On Monday May 17th, our brand new home flooded. Just a few inches, but enough to require major repairs. I woke up to the puddles in my house and immediately just thought what a pain this is.
Over two and a half weeks later, I sit here feeling more blessed than ever from this entire experience. It taught me how to accept help.
We woke Tuesday morning to digest all of the damage that happened. We slowly realized the baseboards needed to be pulled and the sheetrock needed cutting. I was there, with my baby asleep in my arms, listening to my husband work alone. My phone had 26 unread messages – all offers of help, prayers, supplies, food, etc. and I could not bring myself to respond to THEM.

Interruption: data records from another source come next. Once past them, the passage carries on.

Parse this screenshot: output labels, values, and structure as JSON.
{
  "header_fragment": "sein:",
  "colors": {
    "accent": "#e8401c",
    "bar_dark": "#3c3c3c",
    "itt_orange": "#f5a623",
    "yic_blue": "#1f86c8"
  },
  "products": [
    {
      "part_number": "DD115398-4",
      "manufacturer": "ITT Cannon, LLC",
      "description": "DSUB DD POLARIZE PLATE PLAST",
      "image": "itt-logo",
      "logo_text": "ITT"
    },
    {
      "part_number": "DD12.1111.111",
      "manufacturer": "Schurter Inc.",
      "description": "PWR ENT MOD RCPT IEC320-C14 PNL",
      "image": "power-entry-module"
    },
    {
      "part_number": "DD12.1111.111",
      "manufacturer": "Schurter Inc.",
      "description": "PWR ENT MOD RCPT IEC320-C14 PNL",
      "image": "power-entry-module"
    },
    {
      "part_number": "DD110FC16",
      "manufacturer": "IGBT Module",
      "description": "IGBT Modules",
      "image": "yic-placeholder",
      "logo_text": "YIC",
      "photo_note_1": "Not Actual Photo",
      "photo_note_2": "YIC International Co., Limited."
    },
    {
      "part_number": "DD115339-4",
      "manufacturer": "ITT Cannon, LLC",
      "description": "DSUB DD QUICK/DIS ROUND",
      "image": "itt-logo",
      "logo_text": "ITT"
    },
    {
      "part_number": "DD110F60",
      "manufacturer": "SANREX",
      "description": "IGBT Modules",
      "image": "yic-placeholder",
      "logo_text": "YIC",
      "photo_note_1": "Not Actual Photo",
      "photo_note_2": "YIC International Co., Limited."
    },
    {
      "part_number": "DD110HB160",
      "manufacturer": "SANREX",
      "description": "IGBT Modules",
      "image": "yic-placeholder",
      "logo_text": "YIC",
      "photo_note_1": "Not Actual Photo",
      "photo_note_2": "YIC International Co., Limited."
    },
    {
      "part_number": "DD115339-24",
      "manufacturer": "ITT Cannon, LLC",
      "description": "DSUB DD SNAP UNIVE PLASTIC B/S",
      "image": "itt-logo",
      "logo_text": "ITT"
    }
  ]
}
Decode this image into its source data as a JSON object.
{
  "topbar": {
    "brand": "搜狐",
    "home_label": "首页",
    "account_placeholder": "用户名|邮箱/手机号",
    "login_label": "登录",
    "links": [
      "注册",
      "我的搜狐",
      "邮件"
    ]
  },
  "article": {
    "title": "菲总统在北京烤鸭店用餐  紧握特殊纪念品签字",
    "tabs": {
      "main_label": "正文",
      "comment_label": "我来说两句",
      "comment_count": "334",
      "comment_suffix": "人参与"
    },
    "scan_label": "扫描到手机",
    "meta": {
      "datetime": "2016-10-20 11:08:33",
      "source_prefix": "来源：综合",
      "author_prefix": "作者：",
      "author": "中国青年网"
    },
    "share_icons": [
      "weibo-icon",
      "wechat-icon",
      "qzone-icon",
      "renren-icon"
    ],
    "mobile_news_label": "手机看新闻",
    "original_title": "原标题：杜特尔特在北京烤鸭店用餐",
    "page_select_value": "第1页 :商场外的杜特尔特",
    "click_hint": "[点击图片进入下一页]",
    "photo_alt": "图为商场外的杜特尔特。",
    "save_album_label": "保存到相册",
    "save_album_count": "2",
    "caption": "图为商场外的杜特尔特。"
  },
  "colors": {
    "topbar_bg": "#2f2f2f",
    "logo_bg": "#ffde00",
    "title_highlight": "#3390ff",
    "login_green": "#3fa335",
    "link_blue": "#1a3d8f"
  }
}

I knew we needed all these things but there was some sense of shame and guilt in replying and accepting the help. Finally, in a group text of about 12 moms someone else mentioned that my family needed help. Within an hour we had all the food, tools, and extra hands ripping up and cleaning our house. Henry was passed around and loved on by 3 families that day. My husband and I went to bed that night, in another persons home, realizing it TRULY takes a village.
Over the last two weeks, we have lived in three different homes. Had 11 different roommates. Had people cook for us, shop for us, AND wash clothes for us.
God backed me into a corner and taught me a lesson I have waited 24 years to learn.
All relationships require give and take.
I am not one to accept help. I rarely ask a favor of someone. But if you need something, I’m your girl. I love to do. I love to go out of my way and help others. It fills my bucket to take care of others. In that moment, sitting in a disaster of a house, I could not even bring myself to ask for help.
These past two weeks people just began doing things without offering or asking. Friends saw and knew what we needed and took care of it. It hurt my heart the first day to accept help and have nothing to give in return. I felt less than. I felt inadequate. I felt like a bad friend.
What is it that makes it SO HARD to just admit that you/we need help?
I finally had a friend tell me, life is full of seasons. This is not my season to give. I have nothing to give. This is my season to take. To let my friends pour their God given gifts out on my family. That changed my entire perspective. Instead of saying “I owe you” to just about everyone, I said “thank you, I love you, and we appreciate you.”
I ditched the mindset that I needed to do it all myself and instead accepted the fact that one day, soon enough, this season will end and I will be able to give again.
We have all heard the saying, and probably even said it ourselves, that it takes a village.
Life really does take a village. A village full of people with different gifts. A village full of people who are ready to both give and take in relationships. This village and this balance of sharing our gifts with one another is what makes the world go round. It is WHAT makes friendships so special.
Our house flooding is just a bad memory now. We walk away stronger people. I walk away a humbled person. I am now a better friend because I allowED others to give. Life is about give and take. We are not made to do it all ourselves. We are not equipped to do it all ourselves. There is no shame in asking for and accepting help.